• [Stored items from a collection]:
+ + + +

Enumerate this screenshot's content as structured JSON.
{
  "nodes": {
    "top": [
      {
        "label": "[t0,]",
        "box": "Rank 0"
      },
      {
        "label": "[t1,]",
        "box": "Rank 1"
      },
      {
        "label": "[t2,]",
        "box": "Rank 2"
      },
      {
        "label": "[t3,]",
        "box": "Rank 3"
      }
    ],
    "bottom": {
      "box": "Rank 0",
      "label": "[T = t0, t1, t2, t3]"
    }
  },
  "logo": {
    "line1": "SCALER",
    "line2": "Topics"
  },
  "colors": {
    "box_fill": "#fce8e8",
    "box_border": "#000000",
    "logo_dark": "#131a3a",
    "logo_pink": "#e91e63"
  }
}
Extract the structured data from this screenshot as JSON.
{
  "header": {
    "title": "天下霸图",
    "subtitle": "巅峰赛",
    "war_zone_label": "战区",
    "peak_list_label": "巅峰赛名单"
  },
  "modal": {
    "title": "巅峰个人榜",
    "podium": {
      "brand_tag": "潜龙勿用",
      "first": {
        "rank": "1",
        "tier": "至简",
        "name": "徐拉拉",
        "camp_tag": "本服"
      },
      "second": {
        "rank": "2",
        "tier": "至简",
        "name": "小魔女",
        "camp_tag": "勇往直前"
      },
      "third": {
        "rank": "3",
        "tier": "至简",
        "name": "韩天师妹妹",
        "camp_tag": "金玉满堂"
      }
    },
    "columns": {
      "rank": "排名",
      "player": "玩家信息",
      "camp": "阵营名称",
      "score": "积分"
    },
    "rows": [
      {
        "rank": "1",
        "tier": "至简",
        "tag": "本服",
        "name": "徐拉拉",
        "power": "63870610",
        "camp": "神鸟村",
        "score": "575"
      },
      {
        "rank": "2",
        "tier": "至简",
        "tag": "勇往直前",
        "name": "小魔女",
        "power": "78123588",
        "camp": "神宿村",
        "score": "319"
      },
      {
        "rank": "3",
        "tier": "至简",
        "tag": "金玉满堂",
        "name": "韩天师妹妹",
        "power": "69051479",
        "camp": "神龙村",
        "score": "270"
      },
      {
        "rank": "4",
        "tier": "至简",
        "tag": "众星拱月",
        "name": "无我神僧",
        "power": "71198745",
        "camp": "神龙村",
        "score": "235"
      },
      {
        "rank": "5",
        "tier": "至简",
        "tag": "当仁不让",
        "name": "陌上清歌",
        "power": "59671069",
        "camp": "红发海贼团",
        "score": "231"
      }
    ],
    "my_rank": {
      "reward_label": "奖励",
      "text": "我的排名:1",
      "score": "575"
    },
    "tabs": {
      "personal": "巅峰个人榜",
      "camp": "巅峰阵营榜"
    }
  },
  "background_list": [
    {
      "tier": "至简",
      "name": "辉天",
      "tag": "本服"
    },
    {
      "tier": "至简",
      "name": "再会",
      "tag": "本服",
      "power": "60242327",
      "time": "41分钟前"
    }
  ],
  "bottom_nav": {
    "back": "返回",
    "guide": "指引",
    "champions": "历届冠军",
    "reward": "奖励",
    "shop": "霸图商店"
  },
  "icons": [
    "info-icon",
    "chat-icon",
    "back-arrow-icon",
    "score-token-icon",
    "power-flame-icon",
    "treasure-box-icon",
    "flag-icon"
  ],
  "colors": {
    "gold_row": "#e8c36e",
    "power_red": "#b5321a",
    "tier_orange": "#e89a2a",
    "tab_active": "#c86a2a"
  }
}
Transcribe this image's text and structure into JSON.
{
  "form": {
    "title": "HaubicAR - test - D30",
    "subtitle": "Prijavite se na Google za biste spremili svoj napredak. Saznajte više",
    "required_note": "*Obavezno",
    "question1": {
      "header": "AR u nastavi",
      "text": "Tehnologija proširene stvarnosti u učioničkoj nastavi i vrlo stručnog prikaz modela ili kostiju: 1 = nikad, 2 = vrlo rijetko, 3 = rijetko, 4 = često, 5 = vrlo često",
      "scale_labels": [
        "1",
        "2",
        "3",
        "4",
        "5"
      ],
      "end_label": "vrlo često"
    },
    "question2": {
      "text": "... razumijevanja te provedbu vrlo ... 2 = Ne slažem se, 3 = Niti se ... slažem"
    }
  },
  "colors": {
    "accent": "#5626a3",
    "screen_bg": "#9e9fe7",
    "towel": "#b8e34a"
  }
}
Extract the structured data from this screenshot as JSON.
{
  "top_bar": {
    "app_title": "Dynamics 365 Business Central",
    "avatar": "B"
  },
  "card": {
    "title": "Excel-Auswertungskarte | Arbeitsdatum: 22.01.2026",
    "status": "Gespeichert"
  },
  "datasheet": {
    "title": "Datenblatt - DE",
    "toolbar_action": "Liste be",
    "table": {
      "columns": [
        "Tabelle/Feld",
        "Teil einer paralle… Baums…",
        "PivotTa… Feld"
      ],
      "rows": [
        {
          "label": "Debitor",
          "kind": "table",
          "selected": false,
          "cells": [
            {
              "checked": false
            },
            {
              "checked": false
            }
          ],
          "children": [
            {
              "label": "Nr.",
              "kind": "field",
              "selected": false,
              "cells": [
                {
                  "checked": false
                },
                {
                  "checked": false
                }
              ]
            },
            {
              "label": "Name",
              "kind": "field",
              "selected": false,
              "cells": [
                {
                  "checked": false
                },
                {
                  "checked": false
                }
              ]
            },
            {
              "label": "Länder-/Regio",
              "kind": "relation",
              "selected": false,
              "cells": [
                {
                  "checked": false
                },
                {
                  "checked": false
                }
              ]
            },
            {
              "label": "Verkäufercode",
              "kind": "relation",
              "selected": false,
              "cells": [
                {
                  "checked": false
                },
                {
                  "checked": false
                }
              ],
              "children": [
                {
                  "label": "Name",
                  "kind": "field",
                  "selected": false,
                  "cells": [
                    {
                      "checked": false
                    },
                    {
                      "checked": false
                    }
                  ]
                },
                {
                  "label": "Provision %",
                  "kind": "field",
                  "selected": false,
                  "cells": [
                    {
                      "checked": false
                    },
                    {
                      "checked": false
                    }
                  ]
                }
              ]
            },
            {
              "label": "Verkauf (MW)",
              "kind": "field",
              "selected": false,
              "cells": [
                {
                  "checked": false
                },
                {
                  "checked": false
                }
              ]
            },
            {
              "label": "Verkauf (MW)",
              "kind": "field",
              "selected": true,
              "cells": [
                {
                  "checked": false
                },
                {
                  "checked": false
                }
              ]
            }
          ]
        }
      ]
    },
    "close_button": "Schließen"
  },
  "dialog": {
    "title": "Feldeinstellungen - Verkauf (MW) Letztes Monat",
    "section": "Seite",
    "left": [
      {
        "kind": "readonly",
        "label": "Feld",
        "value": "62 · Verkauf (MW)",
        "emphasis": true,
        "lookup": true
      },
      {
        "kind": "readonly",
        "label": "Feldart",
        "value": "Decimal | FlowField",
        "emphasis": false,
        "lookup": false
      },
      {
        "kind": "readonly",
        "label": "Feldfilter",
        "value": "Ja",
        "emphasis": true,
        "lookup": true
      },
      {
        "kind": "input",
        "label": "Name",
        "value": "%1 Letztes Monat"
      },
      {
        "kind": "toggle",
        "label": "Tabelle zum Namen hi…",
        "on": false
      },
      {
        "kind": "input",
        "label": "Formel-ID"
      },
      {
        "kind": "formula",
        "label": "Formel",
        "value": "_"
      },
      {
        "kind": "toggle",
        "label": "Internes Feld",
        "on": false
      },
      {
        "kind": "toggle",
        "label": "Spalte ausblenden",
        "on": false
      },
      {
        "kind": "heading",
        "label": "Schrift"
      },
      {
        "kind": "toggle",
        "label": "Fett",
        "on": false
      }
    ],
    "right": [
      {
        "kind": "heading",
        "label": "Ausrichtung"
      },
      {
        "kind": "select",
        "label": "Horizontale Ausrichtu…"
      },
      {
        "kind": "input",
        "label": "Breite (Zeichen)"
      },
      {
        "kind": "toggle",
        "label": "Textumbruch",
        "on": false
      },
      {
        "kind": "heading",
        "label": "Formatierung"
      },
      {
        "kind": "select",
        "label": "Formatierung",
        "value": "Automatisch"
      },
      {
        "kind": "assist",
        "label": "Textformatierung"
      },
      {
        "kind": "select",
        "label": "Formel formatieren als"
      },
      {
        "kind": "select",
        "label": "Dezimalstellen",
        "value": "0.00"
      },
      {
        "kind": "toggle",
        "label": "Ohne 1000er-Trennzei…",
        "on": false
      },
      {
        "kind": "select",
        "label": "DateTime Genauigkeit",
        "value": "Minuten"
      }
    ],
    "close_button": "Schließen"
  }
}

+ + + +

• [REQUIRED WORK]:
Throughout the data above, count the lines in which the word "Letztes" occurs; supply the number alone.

• [WORKED SOLUTION]:
2